**Task description**
Your reply should consist of the entries, copied exactly and stripped of images.
§ §
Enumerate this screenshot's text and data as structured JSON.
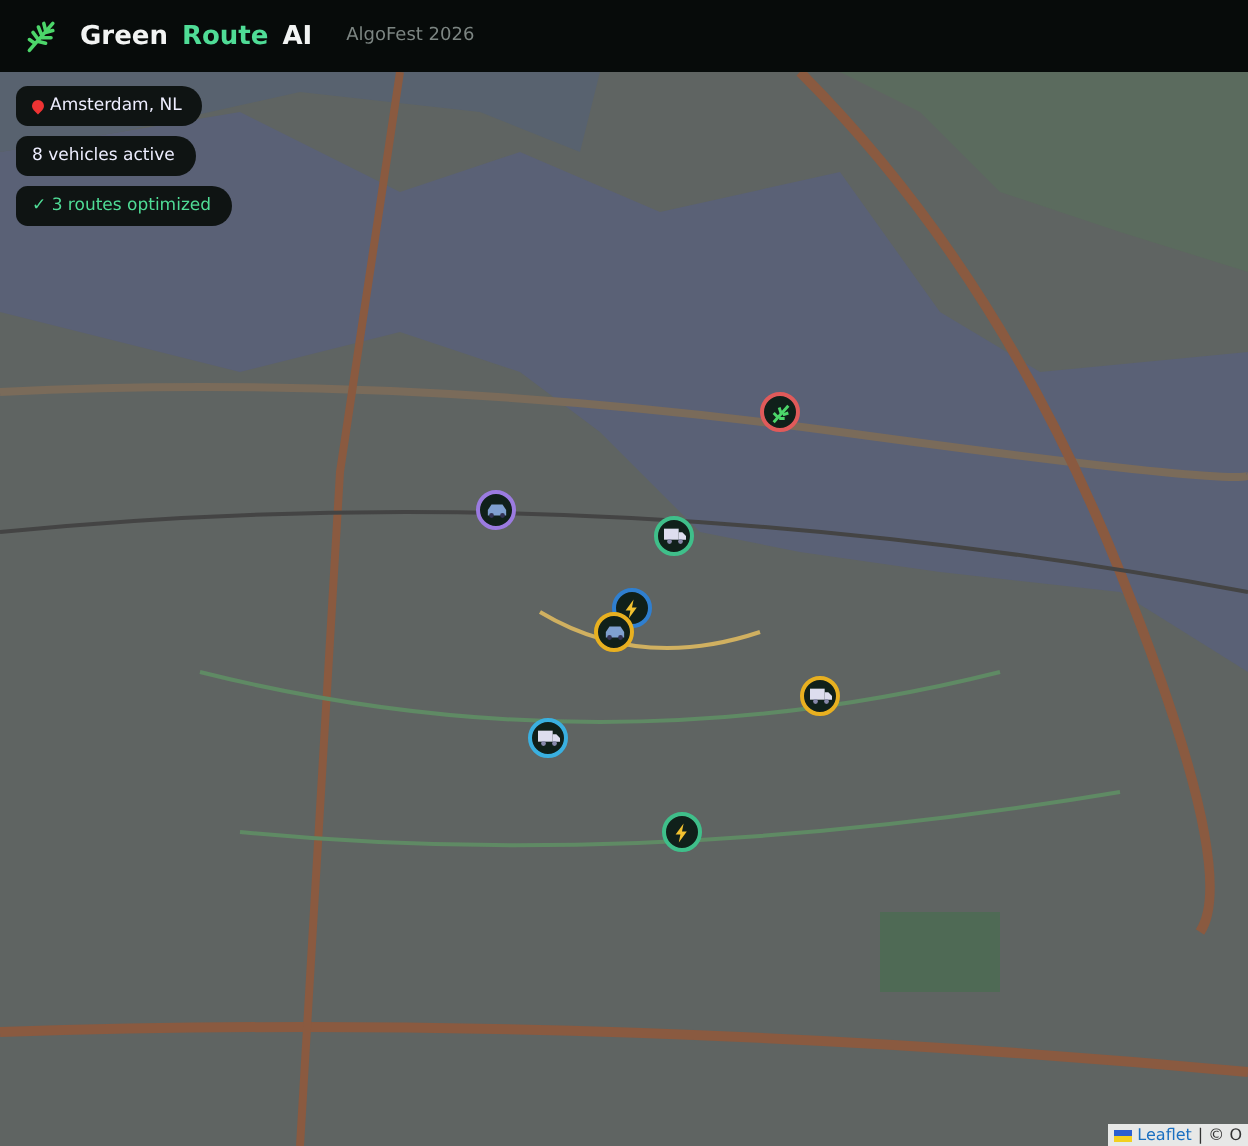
{
  "header": {
    "brand": [
      {
        "text": "Green",
        "kind": "plain"
      },
      {
        "text": "Route",
        "kind": "accent"
      },
      {
        "text": "AI",
        "kind": "plain"
      }
    ],
    "event": "AlgoFest 2026"
  },
  "overlay": {
    "location": "Amsterdam, NL",
    "vehicles": "8 vehicles active",
    "routes": "✓ 3 routes optimized"
  },
  "markers": [
    {
      "kind": "leaf",
      "color": "#e05a5a"
    },
    {
      "kind": "car",
      "color": "#9b7be0"
    },
    {
      "kind": "van",
      "color": "#3fbf8a"
    },
    {
      "kind": "bolt",
      "color": "#2f7fd0"
    },
    {
      "kind": "car",
      "color": "#e8b020"
    },
    {
      "kind": "van",
      "color": "#e8b020"
    },
    {
      "kind": "van",
      "color": "#3ab0e0"
    },
    {
      "kind": "bolt",
      "color": "#3fbf8a"
    }
  ],
  "attribution": {
    "link": "Leaflet",
    "rest": "| © O"
  }
}
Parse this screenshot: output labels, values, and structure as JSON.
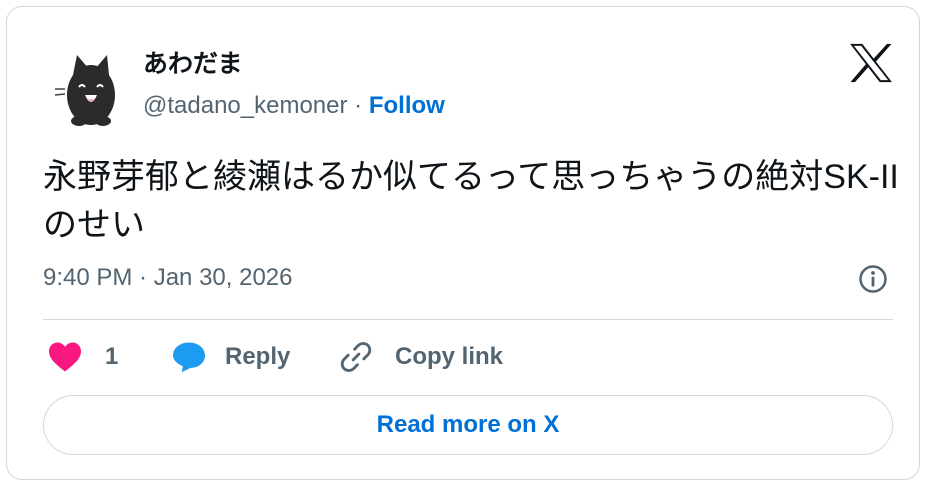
{
  "author": {
    "display_name": "あわだま",
    "handle": "@tadano_kemoner",
    "separator": " · ",
    "follow_label": "Follow",
    "avatar_icon": "black-cat-avatar-icon"
  },
  "tweet": {
    "text": "永野芽郁と綾瀬はるか似てるって思っちゃうの絶対SK-IIのせい",
    "timestamp": "9:40 PM · Jan 30, 2026"
  },
  "actions": {
    "like_count": "1",
    "reply_label": "Reply",
    "copy_link_label": "Copy link"
  },
  "read_more_label": "Read more on X",
  "colors": {
    "link_blue": "#006fd6",
    "like_pink": "#f91880",
    "reply_blue": "#1d9bf0",
    "text_primary": "#0f1419",
    "text_secondary": "#536471",
    "border": "#cfd9de"
  }
}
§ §
**The answer**
Enumerate this screenshot's text and data as structured JSON.
{
  "header": {
    "brand": [
      {
        "text": "Green",
        "kind": "plain"
      },
      {
        "text": "Route",
        "kind": "accent"
      },
      {
        "text": "AI",
        "kind": "plain"
      }
    ],
    "event": "AlgoFest 2026"
  },
  "overlay": {
    "location": "Amsterdam, NL",
    "vehicles": "8 vehicles active",
    "routes": "✓ 3 routes optimized"
  },
  "markers": [
    {
      "kind": "leaf",
      "color": "#e05a5a"
    },
    {
      "kind": "car",
      "color": "#9b7be0"
    },
    {
      "kind": "van",
      "color": "#3fbf8a"
    },
    {
      "kind": "bolt",
      "color": "#2f7fd0"
    },
    {
      "kind": "car",
      "color": "#e8b020"
    },
    {
      "kind": "van",
      "color": "#e8b020"
    },
    {
      "kind": "van",
      "color": "#3ab0e0"
    },
    {
      "kind": "bolt",
      "color": "#3fbf8a"
    }
  ],
  "attribution": {
    "link": "Leaflet",
    "rest": "| © O"
  }
}
Parse this screenshot: output labels, values, and structure as JSON.
{
  "author": {
    "display_name": "あわだま",
    "handle": "@tadano_kemoner",
    "separator": " · ",
    "follow_label": "Follow",
    "avatar_icon": "black-cat-avatar-icon"
  },
  "tweet": {
    "text": "永野芽郁と綾瀬はるか似てるって思っちゃうの絶対SK-IIのせい",
    "timestamp": "9:40 PM · Jan 30, 2026"
  },
  "actions": {
    "like_count": "1",
    "reply_label": "Reply",
    "copy_link_label": "Copy link"
  },
  "read_more_label": "Read more on X",
  "colors": {
    "link_blue": "#006fd6",
    "like_pink": "#f91880",
    "reply_blue": "#1d9bf0",
    "text_primary": "#0f1419",
    "text_secondary": "#536471",
    "border": "#cfd9de"
  }
}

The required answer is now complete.